▶ Try it:
The word "SINV": in how many lines of the records does it appear? Reply with the number alone.

▶ Records to use:
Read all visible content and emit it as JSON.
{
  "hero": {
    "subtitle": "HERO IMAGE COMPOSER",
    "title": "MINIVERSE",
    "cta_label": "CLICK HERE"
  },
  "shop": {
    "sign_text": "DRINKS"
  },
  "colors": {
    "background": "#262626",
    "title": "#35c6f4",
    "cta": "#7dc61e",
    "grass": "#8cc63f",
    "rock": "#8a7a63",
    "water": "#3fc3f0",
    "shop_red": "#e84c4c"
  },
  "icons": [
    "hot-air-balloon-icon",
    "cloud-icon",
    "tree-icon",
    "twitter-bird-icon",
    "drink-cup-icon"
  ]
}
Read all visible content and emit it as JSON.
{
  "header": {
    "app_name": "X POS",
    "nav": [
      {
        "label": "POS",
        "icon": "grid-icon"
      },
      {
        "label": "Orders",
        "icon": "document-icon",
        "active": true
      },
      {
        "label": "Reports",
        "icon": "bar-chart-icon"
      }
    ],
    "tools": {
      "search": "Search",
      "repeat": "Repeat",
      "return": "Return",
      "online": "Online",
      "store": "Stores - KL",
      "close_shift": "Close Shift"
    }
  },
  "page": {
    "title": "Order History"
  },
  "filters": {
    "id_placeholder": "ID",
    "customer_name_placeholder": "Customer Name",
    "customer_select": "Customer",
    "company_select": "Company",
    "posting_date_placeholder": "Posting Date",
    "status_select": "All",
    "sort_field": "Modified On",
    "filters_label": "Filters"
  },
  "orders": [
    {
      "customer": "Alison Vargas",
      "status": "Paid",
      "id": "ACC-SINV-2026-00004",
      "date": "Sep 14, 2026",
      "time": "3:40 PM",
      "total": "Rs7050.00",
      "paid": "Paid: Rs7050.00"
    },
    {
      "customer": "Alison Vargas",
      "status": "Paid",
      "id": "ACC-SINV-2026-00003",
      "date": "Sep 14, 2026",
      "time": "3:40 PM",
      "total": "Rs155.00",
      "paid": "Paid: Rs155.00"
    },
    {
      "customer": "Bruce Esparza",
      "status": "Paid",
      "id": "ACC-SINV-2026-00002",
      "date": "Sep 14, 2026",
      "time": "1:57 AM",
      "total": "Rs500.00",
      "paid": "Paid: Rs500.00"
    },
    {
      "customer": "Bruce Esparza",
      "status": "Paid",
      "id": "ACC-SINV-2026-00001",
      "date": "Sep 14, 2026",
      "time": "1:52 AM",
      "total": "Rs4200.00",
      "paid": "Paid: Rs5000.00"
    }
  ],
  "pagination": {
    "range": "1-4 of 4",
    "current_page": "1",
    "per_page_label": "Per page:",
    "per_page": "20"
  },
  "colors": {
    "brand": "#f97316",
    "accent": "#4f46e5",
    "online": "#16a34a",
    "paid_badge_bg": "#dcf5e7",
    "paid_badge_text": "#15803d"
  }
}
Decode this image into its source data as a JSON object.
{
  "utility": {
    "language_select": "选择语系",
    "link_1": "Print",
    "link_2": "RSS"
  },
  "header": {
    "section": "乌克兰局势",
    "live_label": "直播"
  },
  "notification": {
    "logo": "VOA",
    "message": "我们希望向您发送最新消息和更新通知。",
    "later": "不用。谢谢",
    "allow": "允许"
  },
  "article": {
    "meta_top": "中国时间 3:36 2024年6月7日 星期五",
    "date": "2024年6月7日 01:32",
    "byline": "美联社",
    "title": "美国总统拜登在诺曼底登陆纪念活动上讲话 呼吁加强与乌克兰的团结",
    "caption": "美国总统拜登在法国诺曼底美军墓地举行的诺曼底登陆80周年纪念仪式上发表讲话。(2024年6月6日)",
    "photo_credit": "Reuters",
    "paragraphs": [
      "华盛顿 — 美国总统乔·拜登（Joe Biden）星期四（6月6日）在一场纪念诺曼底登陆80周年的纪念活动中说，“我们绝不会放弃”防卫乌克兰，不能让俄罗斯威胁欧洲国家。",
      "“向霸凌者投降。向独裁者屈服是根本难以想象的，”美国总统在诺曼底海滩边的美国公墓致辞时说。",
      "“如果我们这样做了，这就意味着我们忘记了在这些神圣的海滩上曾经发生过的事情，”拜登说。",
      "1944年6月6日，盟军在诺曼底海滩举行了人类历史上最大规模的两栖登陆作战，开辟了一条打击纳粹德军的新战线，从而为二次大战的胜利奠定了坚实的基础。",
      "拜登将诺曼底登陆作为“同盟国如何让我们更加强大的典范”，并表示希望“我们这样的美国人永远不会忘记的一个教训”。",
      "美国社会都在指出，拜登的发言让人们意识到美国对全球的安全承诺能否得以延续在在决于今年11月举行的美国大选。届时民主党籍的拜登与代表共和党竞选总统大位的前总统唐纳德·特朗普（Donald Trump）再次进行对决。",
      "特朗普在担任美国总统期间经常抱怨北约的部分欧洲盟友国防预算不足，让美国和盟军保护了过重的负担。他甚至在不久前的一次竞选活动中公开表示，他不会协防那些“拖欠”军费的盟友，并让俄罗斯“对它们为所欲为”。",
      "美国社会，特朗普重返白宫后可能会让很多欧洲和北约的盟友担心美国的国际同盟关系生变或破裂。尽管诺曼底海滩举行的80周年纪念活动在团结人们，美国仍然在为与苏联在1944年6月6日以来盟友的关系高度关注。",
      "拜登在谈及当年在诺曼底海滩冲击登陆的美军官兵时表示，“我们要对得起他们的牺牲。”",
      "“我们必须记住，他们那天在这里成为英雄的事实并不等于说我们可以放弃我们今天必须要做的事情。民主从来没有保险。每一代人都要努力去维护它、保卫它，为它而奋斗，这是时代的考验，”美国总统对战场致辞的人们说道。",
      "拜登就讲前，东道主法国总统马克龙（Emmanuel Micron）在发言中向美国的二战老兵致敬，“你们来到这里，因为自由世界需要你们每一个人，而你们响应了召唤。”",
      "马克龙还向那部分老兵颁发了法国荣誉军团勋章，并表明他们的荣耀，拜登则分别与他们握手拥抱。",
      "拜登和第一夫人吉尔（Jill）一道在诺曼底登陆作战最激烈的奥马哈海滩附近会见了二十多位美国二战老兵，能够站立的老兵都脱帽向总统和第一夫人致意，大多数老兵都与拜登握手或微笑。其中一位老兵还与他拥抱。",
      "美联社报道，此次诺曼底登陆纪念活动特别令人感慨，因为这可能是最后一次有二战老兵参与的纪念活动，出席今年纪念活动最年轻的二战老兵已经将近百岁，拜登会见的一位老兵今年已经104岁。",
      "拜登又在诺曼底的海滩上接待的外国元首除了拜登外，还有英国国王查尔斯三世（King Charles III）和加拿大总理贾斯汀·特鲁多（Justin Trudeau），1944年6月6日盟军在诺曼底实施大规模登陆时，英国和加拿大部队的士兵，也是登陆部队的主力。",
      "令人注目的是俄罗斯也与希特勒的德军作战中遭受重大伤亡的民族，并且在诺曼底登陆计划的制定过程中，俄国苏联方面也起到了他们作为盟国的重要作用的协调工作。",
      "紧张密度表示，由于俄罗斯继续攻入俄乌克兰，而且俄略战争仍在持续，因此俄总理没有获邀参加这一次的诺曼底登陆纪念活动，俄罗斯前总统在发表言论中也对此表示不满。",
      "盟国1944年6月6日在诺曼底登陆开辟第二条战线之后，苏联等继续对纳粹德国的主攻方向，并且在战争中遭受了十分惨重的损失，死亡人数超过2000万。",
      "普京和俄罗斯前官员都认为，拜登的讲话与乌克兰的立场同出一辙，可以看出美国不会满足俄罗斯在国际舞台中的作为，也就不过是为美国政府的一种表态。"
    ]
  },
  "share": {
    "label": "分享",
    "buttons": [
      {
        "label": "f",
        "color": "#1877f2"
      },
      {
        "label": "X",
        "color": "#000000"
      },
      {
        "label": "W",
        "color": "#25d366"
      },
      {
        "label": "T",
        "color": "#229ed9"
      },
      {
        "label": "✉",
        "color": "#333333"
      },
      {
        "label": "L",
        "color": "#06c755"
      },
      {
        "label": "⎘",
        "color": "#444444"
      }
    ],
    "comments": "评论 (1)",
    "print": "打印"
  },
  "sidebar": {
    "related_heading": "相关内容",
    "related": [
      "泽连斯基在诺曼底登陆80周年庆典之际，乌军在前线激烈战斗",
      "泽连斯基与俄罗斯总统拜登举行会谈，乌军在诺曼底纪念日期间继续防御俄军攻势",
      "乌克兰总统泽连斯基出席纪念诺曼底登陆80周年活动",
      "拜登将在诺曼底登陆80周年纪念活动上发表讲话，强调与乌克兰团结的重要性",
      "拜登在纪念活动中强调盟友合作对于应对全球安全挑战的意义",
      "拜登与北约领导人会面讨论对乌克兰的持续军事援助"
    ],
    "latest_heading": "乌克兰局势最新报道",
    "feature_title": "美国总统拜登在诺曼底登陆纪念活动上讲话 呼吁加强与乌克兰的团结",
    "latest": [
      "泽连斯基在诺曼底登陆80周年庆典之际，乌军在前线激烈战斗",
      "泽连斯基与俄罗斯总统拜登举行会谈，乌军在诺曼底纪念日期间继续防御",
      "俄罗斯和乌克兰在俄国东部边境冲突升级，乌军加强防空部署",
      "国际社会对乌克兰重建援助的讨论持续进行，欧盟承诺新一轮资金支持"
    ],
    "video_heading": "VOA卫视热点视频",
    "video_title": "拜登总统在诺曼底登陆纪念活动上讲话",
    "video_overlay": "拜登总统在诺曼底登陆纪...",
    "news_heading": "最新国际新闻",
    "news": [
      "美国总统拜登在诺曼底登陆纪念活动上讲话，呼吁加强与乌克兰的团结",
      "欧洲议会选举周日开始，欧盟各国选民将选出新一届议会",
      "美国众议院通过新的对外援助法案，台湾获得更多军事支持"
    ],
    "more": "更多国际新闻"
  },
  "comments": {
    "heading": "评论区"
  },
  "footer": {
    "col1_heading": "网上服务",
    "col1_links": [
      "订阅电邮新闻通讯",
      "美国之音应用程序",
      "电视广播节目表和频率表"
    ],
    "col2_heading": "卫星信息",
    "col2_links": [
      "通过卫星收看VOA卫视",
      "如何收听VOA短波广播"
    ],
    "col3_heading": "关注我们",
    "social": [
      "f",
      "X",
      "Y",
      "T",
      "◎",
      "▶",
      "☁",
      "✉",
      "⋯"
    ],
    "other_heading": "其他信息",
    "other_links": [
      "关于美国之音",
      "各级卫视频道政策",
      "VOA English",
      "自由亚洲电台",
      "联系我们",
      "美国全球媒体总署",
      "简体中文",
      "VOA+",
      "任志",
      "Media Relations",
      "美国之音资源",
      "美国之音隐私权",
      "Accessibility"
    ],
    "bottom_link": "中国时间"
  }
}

▶ Result below:
4